- 12. Dunedin, which is beautifully situated, is undoubtedly the largest, best built, and most important city in the colony, and presents all the appearance of a busy commercial own in an old country, and its dimensions are rapidly extending. The public buildings are all substantially and handsomely built, and the streets and shops would do no discredit to any town in England; and various manufactories have been started, which, I am informed, are in a prosperous condition, among which I may especially mention a very fine woollen factory, where they make most excellent cloth.

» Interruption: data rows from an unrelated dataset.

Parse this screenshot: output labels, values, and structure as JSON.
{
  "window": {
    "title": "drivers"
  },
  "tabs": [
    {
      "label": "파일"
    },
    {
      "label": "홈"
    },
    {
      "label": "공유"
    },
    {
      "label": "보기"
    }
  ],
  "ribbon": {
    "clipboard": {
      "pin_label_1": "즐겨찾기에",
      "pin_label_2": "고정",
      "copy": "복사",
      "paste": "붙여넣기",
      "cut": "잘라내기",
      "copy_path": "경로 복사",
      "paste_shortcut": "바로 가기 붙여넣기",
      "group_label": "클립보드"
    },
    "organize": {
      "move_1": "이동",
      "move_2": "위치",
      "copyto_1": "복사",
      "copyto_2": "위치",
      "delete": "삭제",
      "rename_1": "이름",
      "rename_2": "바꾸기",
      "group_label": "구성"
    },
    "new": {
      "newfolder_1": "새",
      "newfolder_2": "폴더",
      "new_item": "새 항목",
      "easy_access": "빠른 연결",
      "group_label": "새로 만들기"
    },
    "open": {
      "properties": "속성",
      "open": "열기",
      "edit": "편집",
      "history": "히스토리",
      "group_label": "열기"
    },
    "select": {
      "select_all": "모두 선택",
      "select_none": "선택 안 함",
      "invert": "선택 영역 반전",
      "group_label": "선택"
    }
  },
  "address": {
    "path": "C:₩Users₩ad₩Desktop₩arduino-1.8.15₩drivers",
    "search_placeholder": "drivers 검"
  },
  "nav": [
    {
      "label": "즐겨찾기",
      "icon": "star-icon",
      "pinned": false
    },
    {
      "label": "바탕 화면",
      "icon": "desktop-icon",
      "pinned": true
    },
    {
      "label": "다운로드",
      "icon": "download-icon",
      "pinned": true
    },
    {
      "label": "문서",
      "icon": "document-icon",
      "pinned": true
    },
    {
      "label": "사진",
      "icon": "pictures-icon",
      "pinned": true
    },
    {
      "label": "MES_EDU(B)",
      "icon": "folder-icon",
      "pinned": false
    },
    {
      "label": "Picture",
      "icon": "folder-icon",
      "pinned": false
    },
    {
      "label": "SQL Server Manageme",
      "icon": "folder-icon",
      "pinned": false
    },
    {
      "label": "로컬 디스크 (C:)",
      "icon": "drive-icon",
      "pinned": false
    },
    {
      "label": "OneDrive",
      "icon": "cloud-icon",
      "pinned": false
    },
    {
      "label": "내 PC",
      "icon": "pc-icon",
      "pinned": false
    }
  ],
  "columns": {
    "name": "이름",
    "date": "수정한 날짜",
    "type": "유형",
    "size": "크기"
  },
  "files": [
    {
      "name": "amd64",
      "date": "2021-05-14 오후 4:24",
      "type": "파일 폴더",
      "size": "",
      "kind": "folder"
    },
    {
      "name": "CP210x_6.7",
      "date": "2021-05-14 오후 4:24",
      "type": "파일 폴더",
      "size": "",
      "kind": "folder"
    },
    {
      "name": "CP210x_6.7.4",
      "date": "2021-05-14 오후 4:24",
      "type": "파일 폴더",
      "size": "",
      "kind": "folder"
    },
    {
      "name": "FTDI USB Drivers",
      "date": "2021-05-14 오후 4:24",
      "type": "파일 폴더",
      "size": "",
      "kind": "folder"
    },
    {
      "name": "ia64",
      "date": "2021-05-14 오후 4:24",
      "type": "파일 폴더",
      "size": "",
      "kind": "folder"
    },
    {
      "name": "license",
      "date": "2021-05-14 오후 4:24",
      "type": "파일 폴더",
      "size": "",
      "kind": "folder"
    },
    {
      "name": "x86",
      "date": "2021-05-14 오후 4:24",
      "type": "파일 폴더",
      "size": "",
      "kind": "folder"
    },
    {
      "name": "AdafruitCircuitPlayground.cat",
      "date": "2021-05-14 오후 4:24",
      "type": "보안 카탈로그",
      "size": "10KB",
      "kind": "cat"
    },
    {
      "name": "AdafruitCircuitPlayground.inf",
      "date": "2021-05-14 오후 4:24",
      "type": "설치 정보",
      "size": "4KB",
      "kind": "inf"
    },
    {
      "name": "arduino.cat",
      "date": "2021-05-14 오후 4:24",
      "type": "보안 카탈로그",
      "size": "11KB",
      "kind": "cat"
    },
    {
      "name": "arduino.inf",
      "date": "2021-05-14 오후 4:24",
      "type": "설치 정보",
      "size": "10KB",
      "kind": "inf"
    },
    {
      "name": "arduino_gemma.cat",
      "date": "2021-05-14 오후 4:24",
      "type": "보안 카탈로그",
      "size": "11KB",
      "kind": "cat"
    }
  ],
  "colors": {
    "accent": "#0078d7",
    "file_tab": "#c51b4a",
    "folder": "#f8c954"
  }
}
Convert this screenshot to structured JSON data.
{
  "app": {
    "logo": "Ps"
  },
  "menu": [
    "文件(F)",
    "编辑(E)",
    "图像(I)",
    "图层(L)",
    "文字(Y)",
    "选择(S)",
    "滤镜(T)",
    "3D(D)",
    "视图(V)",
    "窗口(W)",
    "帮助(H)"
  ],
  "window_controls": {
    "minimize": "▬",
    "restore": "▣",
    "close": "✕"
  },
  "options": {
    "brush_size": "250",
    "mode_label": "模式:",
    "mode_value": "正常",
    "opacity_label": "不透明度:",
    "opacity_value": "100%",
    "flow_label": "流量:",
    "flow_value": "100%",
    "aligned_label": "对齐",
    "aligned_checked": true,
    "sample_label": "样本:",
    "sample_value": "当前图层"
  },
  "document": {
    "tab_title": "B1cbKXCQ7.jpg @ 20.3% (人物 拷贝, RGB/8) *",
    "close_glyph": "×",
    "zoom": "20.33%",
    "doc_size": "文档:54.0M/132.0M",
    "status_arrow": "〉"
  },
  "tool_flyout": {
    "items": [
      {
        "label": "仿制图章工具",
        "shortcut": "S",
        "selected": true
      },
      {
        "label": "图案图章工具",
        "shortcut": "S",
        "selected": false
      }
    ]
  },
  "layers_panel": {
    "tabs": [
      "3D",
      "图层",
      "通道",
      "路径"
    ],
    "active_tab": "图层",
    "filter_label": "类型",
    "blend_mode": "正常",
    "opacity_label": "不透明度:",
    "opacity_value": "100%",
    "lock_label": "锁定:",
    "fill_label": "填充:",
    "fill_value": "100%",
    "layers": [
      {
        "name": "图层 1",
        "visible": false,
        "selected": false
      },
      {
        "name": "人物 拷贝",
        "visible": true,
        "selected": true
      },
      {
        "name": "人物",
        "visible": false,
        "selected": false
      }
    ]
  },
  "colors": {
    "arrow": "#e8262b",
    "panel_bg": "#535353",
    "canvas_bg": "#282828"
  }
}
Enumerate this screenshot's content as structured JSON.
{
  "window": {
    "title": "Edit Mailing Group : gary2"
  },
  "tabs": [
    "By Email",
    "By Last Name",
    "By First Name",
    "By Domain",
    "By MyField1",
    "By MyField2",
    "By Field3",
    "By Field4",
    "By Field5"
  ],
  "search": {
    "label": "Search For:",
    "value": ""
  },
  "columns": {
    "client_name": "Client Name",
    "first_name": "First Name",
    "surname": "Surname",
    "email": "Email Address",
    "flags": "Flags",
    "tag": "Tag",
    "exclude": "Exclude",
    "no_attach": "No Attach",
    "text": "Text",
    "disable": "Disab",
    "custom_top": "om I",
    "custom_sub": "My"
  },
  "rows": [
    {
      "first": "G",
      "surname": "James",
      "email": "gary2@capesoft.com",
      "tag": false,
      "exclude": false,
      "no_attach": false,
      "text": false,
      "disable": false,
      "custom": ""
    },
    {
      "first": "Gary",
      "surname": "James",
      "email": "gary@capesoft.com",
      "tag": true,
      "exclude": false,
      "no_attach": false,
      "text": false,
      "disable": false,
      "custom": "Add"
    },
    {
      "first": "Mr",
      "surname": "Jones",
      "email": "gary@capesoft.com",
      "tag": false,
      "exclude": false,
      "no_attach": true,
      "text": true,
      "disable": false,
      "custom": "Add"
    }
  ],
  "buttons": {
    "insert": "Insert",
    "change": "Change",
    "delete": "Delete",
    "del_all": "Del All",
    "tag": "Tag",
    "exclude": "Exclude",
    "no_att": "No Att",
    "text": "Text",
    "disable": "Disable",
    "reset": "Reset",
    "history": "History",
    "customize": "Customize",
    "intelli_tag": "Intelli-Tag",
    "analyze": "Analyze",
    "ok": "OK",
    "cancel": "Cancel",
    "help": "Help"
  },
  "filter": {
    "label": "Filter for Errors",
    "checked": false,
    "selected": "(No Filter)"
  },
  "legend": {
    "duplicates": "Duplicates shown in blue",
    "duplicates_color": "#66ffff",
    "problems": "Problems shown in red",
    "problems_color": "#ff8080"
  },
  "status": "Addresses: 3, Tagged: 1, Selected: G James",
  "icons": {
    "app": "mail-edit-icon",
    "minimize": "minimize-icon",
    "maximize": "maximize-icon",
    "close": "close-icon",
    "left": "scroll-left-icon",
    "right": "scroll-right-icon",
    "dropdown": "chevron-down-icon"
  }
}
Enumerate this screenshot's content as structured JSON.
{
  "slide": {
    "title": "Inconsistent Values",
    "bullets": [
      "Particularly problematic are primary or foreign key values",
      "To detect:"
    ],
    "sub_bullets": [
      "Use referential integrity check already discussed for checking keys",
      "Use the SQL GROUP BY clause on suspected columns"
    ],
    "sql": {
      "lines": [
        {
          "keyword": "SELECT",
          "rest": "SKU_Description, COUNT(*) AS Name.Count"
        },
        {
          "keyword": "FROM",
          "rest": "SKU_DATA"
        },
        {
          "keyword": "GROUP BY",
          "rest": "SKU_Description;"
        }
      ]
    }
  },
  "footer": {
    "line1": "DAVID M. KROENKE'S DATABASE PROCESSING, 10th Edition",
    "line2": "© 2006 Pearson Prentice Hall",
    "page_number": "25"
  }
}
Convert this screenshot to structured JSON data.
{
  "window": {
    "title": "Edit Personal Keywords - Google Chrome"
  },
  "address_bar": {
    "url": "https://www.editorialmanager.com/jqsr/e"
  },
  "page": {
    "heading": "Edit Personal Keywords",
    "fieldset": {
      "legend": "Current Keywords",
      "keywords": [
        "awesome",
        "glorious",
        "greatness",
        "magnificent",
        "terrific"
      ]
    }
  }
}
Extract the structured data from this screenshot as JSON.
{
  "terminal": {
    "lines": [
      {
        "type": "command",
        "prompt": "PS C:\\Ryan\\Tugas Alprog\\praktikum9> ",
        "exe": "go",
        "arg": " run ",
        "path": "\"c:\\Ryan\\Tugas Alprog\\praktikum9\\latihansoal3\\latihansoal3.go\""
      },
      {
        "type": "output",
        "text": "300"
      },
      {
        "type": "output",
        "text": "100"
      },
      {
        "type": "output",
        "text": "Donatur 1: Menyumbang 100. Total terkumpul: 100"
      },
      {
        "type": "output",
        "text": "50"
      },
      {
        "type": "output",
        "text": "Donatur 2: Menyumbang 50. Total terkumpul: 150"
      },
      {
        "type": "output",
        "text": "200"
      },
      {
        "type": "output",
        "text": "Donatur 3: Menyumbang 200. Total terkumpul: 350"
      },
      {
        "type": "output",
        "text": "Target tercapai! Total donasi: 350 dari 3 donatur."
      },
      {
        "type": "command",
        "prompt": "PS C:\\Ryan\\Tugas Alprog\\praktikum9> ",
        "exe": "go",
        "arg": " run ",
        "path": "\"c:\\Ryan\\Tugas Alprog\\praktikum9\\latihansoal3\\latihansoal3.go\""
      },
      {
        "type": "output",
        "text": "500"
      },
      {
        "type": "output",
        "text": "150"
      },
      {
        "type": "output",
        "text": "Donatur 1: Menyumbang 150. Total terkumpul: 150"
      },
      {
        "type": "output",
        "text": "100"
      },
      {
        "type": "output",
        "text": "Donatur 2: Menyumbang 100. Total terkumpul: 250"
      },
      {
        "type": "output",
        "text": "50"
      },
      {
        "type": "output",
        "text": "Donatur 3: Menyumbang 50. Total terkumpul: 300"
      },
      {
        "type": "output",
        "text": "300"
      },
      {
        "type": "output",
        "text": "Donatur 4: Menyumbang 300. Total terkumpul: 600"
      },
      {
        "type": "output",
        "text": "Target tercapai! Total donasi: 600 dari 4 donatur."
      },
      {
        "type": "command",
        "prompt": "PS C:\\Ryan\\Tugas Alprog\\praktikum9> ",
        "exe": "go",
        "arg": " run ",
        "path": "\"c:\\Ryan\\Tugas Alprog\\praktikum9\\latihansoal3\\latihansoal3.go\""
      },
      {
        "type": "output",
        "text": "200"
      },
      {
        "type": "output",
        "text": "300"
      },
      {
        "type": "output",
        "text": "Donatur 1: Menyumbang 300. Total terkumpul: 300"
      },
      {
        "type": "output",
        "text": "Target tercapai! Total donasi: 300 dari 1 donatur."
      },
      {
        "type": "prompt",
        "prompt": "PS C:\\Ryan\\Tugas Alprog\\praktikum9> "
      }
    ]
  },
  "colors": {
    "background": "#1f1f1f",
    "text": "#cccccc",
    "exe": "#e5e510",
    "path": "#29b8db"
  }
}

- 13. Throughout my journey I was much struck by the magnitude of the public works that have been completed. The country in various places is intersected by larger torrent rivers, all of which either are or will shortly be traversed by bridges of great length and substantial construction. These rivers are most dangerous to cross, and annually cause a considerable sacrifice of valuable life. The high roads are, generally speaking, most excellent, and equal to any high roads in England; and when once the main line of railway from Christchurch to the South is completed there will be little left to desire for the full development of the resources of that portion of the colony. The construction of these works has undoubtedly caused a large expenditure of public money. Much has been paid for out of the provincial revenue; but still more, especially in the construction of the trunk line of railway, has to be provided out of the general revenue under the Public Works and Immigration Act. At the same time, great as the expenditure undoubtedly is, and largely as the public debt has been increased, I believe that the policy which suggested it is a sound one, provided that it is not carried too far; and I am the more fortified in this opinion by observing the wonderful manner in which the various sections of railway throughout the country, as they are opened for traffic, at once bring in returns in excess of their working expenses; and I believe that when once they are all completed, and through traffic is established, the railways will themselves pay the greater part of the interest on the money raised for their construction, even if they do not, as in Victoria, become an actual source of revenue. Be that as it may, in a country possessing the resources, the climate, and the class of population which is settled in New Zealand, I can entertain little apprehension for the future. Slight checks and reverses may, and no doubt will, occur; but, with ordinary prudence in the management of affairs, the ultimate success and prosperity of the colony is, I believe, secured, and I have little doubt that in the course of another twenty-five years, if not sooner, it will not be surpassed by any colonial possession in Her Majesty's dominions.
- 14. I cannot conclude this despatch without mentioning the strong feeling of loyalty and attachment to the Mother-country which I found pervading all classes of the community—a feeling which evinces itself, not only in expressions, but also in the constant endeavours to acclimatize everything that is English, and to reproduce as far as possible, in their far distant home, the tastes, refinement, and the recollections of the Old Country; and the reception which I received as Her Majesty's Representative was in every instance of the most cordial and hearty character.
I have, &c.,
The Right Hon. the Earl of Carnarvon.